DATA TO PROCESS:
┏━━
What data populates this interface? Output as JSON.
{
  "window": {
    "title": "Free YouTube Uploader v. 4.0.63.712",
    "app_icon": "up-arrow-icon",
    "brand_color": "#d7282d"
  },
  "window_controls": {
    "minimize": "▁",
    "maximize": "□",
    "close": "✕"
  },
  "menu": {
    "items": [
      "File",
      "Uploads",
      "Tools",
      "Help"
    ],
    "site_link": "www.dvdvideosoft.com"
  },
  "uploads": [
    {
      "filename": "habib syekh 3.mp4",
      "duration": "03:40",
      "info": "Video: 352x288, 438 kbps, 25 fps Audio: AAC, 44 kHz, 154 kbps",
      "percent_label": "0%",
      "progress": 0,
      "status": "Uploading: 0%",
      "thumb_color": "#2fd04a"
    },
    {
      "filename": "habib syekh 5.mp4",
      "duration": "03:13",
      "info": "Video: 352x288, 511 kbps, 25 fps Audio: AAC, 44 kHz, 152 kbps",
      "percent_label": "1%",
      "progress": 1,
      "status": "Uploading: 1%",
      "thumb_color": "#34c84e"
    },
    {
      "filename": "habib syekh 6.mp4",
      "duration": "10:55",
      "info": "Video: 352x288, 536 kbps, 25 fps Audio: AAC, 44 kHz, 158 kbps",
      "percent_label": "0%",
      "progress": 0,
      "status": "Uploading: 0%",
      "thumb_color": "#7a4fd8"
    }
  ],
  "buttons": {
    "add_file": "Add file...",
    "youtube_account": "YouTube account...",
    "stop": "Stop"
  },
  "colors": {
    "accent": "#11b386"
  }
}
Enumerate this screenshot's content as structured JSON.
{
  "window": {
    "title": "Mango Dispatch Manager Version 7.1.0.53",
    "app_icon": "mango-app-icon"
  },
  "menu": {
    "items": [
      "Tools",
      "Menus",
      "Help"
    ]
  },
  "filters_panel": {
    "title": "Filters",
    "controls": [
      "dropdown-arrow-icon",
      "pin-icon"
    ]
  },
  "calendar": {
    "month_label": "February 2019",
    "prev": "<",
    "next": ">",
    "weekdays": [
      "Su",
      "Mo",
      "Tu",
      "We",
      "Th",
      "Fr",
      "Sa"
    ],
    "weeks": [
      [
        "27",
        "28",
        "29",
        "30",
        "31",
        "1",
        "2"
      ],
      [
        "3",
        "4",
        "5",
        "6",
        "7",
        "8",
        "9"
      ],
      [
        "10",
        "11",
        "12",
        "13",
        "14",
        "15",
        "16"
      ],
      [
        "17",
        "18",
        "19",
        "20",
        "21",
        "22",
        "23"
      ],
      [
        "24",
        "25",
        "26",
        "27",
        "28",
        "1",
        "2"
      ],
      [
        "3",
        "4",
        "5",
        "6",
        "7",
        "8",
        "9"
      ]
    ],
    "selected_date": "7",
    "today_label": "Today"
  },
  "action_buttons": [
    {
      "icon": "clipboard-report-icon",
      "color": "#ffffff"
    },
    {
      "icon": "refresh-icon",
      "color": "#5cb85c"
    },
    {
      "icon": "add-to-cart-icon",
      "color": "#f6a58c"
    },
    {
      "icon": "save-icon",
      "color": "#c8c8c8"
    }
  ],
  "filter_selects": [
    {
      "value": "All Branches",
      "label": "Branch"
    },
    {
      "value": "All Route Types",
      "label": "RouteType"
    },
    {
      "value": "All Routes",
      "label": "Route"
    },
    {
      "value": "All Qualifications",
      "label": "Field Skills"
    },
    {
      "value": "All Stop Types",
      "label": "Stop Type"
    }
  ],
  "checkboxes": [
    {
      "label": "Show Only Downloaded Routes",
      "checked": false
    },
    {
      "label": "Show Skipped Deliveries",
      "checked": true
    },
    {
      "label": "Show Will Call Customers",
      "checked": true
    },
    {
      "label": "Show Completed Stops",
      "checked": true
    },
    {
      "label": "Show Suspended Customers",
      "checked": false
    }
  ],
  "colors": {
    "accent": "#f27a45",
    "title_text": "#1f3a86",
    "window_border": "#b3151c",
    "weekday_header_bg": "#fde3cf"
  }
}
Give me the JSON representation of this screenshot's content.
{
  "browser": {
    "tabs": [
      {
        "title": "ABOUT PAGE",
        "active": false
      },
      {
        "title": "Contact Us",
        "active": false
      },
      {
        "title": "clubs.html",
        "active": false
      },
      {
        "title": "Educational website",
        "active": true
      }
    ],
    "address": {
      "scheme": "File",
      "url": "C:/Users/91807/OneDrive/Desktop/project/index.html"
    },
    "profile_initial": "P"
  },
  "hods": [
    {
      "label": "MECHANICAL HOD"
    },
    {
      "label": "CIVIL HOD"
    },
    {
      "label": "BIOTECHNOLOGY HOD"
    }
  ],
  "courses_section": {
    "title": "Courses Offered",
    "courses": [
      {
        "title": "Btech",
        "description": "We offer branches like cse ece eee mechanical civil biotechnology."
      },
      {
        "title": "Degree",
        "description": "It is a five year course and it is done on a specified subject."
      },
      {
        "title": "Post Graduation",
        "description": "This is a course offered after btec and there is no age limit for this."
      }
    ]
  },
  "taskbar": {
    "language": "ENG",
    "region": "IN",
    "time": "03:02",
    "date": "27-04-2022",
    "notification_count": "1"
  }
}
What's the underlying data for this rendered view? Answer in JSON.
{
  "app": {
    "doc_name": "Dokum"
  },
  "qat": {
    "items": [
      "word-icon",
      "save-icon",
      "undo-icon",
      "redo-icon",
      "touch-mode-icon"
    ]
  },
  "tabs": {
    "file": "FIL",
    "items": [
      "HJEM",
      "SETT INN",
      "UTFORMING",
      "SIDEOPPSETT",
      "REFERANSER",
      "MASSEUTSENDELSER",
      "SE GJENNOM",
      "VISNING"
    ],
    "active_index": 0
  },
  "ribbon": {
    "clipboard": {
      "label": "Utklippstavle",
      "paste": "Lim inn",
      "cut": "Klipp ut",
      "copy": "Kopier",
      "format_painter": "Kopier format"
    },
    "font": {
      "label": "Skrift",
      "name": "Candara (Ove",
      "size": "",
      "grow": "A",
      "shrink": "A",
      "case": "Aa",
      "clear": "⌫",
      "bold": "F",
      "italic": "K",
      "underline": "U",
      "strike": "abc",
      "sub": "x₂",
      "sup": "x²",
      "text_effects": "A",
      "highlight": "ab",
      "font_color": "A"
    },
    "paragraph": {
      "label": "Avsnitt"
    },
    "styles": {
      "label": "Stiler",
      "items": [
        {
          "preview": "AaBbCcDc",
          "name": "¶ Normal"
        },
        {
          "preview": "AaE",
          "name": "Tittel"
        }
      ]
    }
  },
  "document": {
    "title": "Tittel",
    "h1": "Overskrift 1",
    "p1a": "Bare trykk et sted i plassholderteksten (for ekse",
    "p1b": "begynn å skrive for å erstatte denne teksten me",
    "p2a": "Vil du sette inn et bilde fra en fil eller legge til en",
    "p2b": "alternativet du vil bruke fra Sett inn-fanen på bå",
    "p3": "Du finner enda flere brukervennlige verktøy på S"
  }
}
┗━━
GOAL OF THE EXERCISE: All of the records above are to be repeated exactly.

FINISHED TASK:
What data populates this interface? Output as JSON.
{
  "window": {
    "title": "Free YouTube Uploader v. 4.0.63.712",
    "app_icon": "up-arrow-icon",
    "brand_color": "#d7282d"
  },
  "window_controls": {
    "minimize": "▁",
    "maximize": "□",
    "close": "✕"
  },
  "menu": {
    "items": [
      "File",
      "Uploads",
      "Tools",
      "Help"
    ],
    "site_link": "www.dvdvideosoft.com"
  },
  "uploads": [
    {
      "filename": "habib syekh 3.mp4",
      "duration": "03:40",
      "info": "Video: 352x288, 438 kbps, 25 fps Audio: AAC, 44 kHz, 154 kbps",
      "percent_label": "0%",
      "progress": 0,
      "status": "Uploading: 0%",
      "thumb_color": "#2fd04a"
    },
    {
      "filename": "habib syekh 5.mp4",
      "duration": "03:13",
      "info": "Video: 352x288, 511 kbps, 25 fps Audio: AAC, 44 kHz, 152 kbps",
      "percent_label": "1%",
      "progress": 1,
      "status": "Uploading: 1%",
      "thumb_color": "#34c84e"
    },
    {
      "filename": "habib syekh 6.mp4",
      "duration": "10:55",
      "info": "Video: 352x288, 536 kbps, 25 fps Audio: AAC, 44 kHz, 158 kbps",
      "percent_label": "0%",
      "progress": 0,
      "status": "Uploading: 0%",
      "thumb_color": "#7a4fd8"
    }
  ],
  "buttons": {
    "add_file": "Add file...",
    "youtube_account": "YouTube account...",
    "stop": "Stop"
  },
  "colors": {
    "accent": "#11b386"
  }
}
Enumerate this screenshot's content as structured JSON.
{
  "window": {
    "title": "Mango Dispatch Manager Version 7.1.0.53",
    "app_icon": "mango-app-icon"
  },
  "menu": {
    "items": [
      "Tools",
      "Menus",
      "Help"
    ]
  },
  "filters_panel": {
    "title": "Filters",
    "controls": [
      "dropdown-arrow-icon",
      "pin-icon"
    ]
  },
  "calendar": {
    "month_label": "February 2019",
    "prev": "<",
    "next": ">",
    "weekdays": [
      "Su",
      "Mo",
      "Tu",
      "We",
      "Th",
      "Fr",
      "Sa"
    ],
    "weeks": [
      [
        "27",
        "28",
        "29",
        "30",
        "31",
        "1",
        "2"
      ],
      [
        "3",
        "4",
        "5",
        "6",
        "7",
        "8",
        "9"
      ],
      [
        "10",
        "11",
        "12",
        "13",
        "14",
        "15",
        "16"
      ],
      [
        "17",
        "18",
        "19",
        "20",
        "21",
        "22",
        "23"
      ],
      [
        "24",
        "25",
        "26",
        "27",
        "28",
        "1",
        "2"
      ],
      [
        "3",
        "4",
        "5",
        "6",
        "7",
        "8",
        "9"
      ]
    ],
    "selected_date": "7",
    "today_label": "Today"
  },
  "action_buttons": [
    {
      "icon": "clipboard-report-icon",
      "color": "#ffffff"
    },
    {
      "icon": "refresh-icon",
      "color": "#5cb85c"
    },
    {
      "icon": "add-to-cart-icon",
      "color": "#f6a58c"
    },
    {
      "icon": "save-icon",
      "color": "#c8c8c8"
    }
  ],
  "filter_selects": [
    {
      "value": "All Branches",
      "label": "Branch"
    },
    {
      "value": "All Route Types",
      "label": "RouteType"
    },
    {
      "value": "All Routes",
      "label": "Route"
    },
    {
      "value": "All Qualifications",
      "label": "Field Skills"
    },
    {
      "value": "All Stop Types",
      "label": "Stop Type"
    }
  ],
  "checkboxes": [
    {
      "label": "Show Only Downloaded Routes",
      "checked": false
    },
    {
      "label": "Show Skipped Deliveries",
      "checked": true
    },
    {
      "label": "Show Will Call Customers",
      "checked": true
    },
    {
      "label": "Show Completed Stops",
      "checked": true
    },
    {
      "label": "Show Suspended Customers",
      "checked": false
    }
  ],
  "colors": {
    "accent": "#f27a45",
    "title_text": "#1f3a86",
    "window_border": "#b3151c",
    "weekday_header_bg": "#fde3cf"
  }
}
Give me the JSON representation of this screenshot's content.
{
  "browser": {
    "tabs": [
      {
        "title": "ABOUT PAGE",
        "active": false
      },
      {
        "title": "Contact Us",
        "active": false
      },
      {
        "title": "clubs.html",
        "active": false
      },
      {
        "title": "Educational website",
        "active": true
      }
    ],
    "address": {
      "scheme": "File",
      "url": "C:/Users/91807/OneDrive/Desktop/project/index.html"
    },
    "profile_initial": "P"
  },
  "hods": [
    {
      "label": "MECHANICAL HOD"
    },
    {
      "label": "CIVIL HOD"
    },
    {
      "label": "BIOTECHNOLOGY HOD"
    }
  ],
  "courses_section": {
    "title": "Courses Offered",
    "courses": [
      {
        "title": "Btech",
        "description": "We offer branches like cse ece eee mechanical civil biotechnology."
      },
      {
        "title": "Degree",
        "description": "It is a five year course and it is done on a specified subject."
      },
      {
        "title": "Post Graduation",
        "description": "This is a course offered after btec and there is no age limit for this."
      }
    ]
  },
  "taskbar": {
    "language": "ENG",
    "region": "IN",
    "time": "03:02",
    "date": "27-04-2022",
    "notification_count": "1"
  }
}
What's the underlying data for this rendered view? Answer in JSON.
{
  "app": {
    "doc_name": "Dokum"
  },
  "qat": {
    "items": [
      "word-icon",
      "save-icon",
      "undo-icon",
      "redo-icon",
      "touch-mode-icon"
    ]
  },
  "tabs": {
    "file": "FIL",
    "items": [
      "HJEM",
      "SETT INN",
      "UTFORMING",
      "SIDEOPPSETT",
      "REFERANSER",
      "MASSEUTSENDELSER",
      "SE GJENNOM",
      "VISNING"
    ],
    "active_index": 0
  },
  "ribbon": {
    "clipboard": {
      "label": "Utklippstavle",
      "paste": "Lim inn",
      "cut": "Klipp ut",
      "copy": "Kopier",
      "format_painter": "Kopier format"
    },
    "font": {
      "label": "Skrift",
      "name": "Candara (Ove",
      "size": "",
      "grow": "A",
      "shrink": "A",
      "case": "Aa",
      "clear": "⌫",
      "bold": "F",
      "italic": "K",
      "underline": "U",
      "strike": "abc",
      "sub": "x₂",
      "sup": "x²",
      "text_effects": "A",
      "highlight": "ab",
      "font_color": "A"
    },
    "paragraph": {
      "label": "Avsnitt"
    },
    "styles": {
      "label": "Stiler",
      "items": [
        {
          "preview": "AaBbCcDc",
          "name": "¶ Normal"
        },
        {
          "preview": "AaE",
          "name": "Tittel"
        }
      ]
    }
  },
  "document": {
    "title": "Tittel",
    "h1": "Overskrift 1",
    "p1a": "Bare trykk et sted i plassholderteksten (for ekse",
    "p1b": "begynn å skrive for å erstatte denne teksten me",
    "p2a": "Vil du sette inn et bilde fra en fil eller legge til en",
    "p2b": "alternativet du vil bruke fra Sett inn-fanen på bå",
    "p3": "Du finner enda flere brukervennlige verktøy på S"
  }
}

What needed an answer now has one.